adrenal fatigue

Breastfeeding: Natural But Not Always Easy

August 3rd, 2009

This week is World Breastfeeding Week and on Twitter & other social networking sites there has been vigorous discussion about the merits of breastfeeding. I am a proponent of breastfeeding but I am not in favor of chastising or belittling a mom who chooses not to breastfeeding.

While breastfeeding is best for an infant and is “natural”, it isn’t always easy. My first baby was born 3 weeks early and while she was eager to nurse, she didn’t know to open her mouth wide to nurse and I didn’t know how to evert her lips to open her mouth. She also had breathing issues such that when she nursed, her oxygen saturation dropped to about 85%. Thankfully I had access to some GREAT lactation experts, one who even came to my home, who coached me and enabled me to nurse for 10 1/2 months when my daughter decided she was done.

Sometimes nursing problems arise that require medical attention. My son was a nursing champ right out of the womb. He immediately latched on expertly drawing in much of my breast. We both enjoyed nursing and were cruising along despite my ever increasing weariness. I asked my OB about my increasing fatigue and when my thyroid and other hormone blood levels came back “normal”, I was told my fatigue was due to being a new mom with 2 young children (newborn & 3 1/2yrs). But that didn’t seem to be it. I felt completely drained of life. I consulted with a couple of other practitioners but no one found anything wrong. Well, 8 months post partum I got a flu-like virus and my milk production abruptly stopped. I tried everything; fenugreek, milk thistle, warm baths..nothing helped. On Thanksgiving Day, my son and I both sat on the sofa and cried. It would be a full year later before my “sluggish” thyroid and adrenal fatigue would be diagnosed by an alternative practioner who did saliva hormone levels.

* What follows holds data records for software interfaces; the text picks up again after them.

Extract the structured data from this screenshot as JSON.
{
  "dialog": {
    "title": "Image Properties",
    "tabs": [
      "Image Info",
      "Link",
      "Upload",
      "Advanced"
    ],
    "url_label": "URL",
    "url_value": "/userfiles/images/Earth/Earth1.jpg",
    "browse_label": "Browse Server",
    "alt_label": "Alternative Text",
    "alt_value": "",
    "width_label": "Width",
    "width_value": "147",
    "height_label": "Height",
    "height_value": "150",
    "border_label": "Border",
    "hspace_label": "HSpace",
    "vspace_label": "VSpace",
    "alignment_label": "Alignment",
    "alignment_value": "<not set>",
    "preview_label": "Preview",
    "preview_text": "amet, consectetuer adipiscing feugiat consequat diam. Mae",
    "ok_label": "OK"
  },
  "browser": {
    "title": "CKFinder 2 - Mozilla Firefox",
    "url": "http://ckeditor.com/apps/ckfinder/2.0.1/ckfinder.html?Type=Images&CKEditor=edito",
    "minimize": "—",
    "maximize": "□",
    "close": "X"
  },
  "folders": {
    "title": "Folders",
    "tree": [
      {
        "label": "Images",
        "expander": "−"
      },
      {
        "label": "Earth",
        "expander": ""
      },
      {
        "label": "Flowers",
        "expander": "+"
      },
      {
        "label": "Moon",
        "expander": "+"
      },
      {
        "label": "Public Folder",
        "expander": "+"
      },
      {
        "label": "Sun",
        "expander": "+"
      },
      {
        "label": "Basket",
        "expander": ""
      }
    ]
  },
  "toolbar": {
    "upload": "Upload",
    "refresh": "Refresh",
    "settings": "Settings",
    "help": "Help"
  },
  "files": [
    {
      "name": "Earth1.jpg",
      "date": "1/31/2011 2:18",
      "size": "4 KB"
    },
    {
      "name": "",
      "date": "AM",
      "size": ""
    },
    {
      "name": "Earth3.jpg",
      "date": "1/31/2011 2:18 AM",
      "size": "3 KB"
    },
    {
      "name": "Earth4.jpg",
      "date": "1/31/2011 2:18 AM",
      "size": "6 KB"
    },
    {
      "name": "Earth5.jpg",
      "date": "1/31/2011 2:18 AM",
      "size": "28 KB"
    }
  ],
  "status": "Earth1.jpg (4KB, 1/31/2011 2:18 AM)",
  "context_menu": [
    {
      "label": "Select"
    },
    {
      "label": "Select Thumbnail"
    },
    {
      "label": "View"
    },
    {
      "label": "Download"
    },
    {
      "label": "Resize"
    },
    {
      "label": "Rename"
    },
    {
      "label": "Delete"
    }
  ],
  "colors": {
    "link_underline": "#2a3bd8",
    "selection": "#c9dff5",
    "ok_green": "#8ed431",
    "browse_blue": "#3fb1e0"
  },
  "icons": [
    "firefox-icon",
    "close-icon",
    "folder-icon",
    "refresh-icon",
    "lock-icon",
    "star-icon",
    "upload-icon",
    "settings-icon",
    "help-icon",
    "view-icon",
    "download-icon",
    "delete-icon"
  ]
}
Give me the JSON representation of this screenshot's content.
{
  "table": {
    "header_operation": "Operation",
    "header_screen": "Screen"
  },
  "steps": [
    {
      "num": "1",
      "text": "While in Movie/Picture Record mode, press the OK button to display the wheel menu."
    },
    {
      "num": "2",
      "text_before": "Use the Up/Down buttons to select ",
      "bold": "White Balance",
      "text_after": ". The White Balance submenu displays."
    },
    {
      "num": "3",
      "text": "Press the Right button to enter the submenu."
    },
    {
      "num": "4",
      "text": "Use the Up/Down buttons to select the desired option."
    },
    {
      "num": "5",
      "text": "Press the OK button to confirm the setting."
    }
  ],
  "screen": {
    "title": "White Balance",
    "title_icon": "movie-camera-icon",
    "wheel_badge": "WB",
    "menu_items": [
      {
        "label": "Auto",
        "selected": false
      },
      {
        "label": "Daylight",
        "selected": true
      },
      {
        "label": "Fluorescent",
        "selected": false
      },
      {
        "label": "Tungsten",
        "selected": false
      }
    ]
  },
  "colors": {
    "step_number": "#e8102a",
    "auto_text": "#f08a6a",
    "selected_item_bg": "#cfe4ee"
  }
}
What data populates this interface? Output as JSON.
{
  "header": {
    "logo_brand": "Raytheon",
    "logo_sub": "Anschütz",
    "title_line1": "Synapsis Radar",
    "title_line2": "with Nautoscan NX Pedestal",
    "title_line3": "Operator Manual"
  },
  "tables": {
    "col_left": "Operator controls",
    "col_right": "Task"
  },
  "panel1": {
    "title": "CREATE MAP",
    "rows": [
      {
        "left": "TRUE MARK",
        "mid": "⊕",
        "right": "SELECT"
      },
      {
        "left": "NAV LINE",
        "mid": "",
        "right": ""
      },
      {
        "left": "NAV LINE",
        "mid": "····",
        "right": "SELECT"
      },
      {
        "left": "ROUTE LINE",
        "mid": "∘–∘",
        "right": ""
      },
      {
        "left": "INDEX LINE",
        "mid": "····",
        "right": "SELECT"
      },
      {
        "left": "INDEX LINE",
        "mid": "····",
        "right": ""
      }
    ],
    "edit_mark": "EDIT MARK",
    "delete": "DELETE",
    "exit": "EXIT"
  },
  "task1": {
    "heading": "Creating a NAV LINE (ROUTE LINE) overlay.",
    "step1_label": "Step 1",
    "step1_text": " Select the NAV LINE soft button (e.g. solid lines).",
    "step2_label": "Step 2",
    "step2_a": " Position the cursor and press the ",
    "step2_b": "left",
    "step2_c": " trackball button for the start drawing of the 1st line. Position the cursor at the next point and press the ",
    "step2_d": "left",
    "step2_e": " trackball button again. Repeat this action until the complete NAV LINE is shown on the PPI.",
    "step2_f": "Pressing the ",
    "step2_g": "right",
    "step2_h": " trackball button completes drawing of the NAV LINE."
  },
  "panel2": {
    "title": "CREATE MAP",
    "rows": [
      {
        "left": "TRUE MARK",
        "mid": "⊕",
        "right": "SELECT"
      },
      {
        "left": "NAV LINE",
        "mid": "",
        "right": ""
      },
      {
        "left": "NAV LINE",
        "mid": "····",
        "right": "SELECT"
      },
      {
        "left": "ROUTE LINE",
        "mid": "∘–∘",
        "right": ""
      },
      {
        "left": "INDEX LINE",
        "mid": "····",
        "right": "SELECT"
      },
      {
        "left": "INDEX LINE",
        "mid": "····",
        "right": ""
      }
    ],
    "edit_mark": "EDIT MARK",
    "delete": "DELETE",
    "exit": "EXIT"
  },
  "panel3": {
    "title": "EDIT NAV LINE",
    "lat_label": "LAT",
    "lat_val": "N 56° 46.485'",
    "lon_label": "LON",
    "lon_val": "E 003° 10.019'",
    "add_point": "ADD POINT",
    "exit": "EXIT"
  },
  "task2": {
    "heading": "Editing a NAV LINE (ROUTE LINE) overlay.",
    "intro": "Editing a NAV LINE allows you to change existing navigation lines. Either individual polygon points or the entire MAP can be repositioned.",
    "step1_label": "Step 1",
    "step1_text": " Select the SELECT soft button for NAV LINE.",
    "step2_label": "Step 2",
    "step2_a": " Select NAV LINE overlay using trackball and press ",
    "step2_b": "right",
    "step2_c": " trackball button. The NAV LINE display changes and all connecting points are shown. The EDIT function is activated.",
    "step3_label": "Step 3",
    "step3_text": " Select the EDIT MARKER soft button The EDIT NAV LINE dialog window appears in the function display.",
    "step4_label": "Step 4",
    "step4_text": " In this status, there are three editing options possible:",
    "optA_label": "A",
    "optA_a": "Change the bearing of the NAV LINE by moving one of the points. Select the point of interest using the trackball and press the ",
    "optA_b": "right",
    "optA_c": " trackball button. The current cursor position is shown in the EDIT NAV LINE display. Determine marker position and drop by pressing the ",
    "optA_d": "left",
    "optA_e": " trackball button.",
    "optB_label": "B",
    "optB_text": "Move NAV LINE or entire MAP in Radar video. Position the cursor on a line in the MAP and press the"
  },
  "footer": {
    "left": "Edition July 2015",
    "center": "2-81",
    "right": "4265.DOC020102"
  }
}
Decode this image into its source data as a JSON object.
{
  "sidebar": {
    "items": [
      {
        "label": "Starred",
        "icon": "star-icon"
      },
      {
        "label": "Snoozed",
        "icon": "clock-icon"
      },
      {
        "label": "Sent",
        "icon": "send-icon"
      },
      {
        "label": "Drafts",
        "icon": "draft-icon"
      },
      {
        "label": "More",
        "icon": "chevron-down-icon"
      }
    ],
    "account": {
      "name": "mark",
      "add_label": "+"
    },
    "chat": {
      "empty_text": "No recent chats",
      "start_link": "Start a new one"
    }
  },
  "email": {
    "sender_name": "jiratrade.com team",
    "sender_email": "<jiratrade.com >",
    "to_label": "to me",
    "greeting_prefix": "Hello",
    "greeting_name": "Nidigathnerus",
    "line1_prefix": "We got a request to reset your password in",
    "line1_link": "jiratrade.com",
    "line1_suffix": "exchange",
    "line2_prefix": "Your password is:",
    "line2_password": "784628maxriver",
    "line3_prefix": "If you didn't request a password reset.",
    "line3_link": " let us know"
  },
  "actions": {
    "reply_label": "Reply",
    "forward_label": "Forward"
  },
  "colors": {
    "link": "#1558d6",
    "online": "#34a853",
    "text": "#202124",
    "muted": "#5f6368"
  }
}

Breastfeeding is best, but it’s not always easy. If you are having problems with technique, consult with an experienced lactation expert as soon as possible, such as La Leche League or local midwives and doulas trained in lactation. If the underlying problems are with your health be persistent, see multiple practitioners if necessary, so that your concerns are addressed and as much as possible, nursing is maintained or re-established.